Using the records that follow, copy every line containing the word "JSON".

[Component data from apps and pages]
● ● ● ● ●
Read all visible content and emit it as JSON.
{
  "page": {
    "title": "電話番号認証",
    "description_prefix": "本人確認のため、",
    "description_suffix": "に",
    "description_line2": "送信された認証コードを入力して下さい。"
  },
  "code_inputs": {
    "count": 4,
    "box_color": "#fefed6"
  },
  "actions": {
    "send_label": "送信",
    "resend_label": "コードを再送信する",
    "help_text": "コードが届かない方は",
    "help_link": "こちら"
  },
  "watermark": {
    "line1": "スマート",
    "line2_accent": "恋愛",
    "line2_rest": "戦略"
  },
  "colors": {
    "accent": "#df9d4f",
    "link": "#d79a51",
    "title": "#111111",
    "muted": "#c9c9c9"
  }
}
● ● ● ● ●
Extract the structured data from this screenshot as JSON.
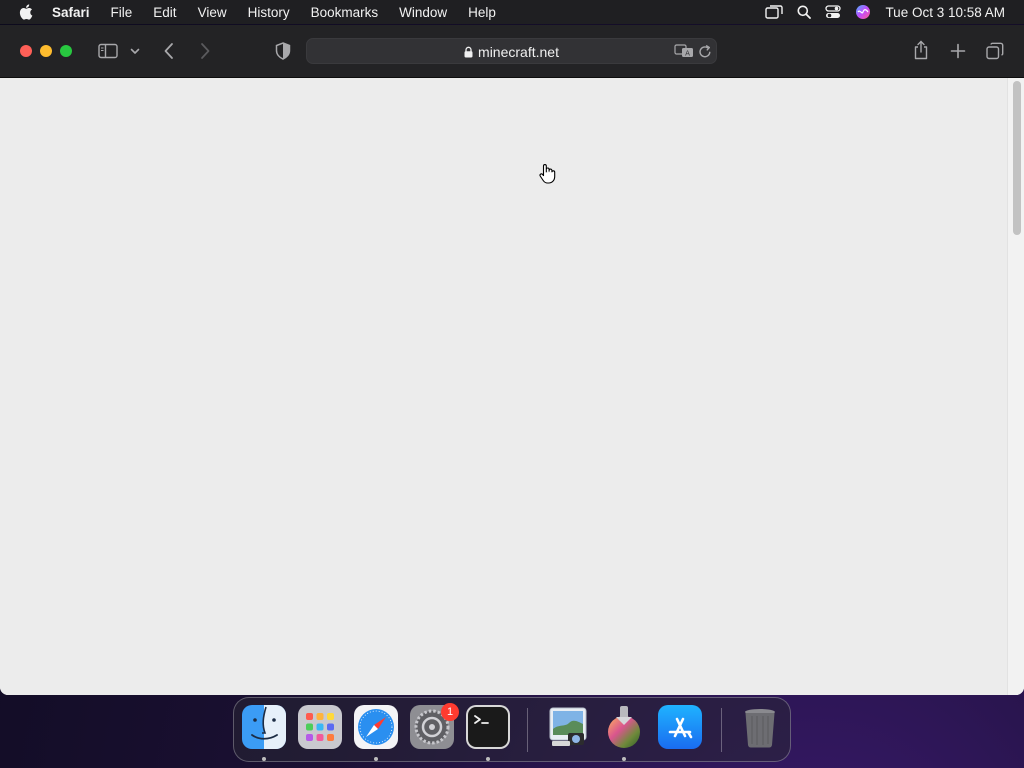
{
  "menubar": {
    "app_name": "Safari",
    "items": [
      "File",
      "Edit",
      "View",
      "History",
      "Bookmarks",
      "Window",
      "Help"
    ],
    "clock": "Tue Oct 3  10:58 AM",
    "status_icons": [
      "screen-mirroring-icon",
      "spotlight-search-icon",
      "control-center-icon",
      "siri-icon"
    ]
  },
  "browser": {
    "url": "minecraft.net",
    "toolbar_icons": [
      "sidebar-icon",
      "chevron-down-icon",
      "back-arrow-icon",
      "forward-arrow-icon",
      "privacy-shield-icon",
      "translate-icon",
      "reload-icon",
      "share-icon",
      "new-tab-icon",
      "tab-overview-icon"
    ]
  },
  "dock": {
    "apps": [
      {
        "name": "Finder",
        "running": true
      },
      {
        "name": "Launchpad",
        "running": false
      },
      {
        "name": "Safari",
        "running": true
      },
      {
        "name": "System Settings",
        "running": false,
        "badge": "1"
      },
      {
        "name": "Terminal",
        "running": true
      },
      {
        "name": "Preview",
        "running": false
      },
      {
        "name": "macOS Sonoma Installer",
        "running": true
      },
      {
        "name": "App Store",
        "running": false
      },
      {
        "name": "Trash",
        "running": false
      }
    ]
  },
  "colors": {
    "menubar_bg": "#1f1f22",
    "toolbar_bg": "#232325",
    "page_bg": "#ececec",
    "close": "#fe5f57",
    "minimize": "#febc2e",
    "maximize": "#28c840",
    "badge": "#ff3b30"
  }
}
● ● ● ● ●
### Task answer
Read all visible content and emit it as JSON.
Extract the structured data from this screenshot as JSON.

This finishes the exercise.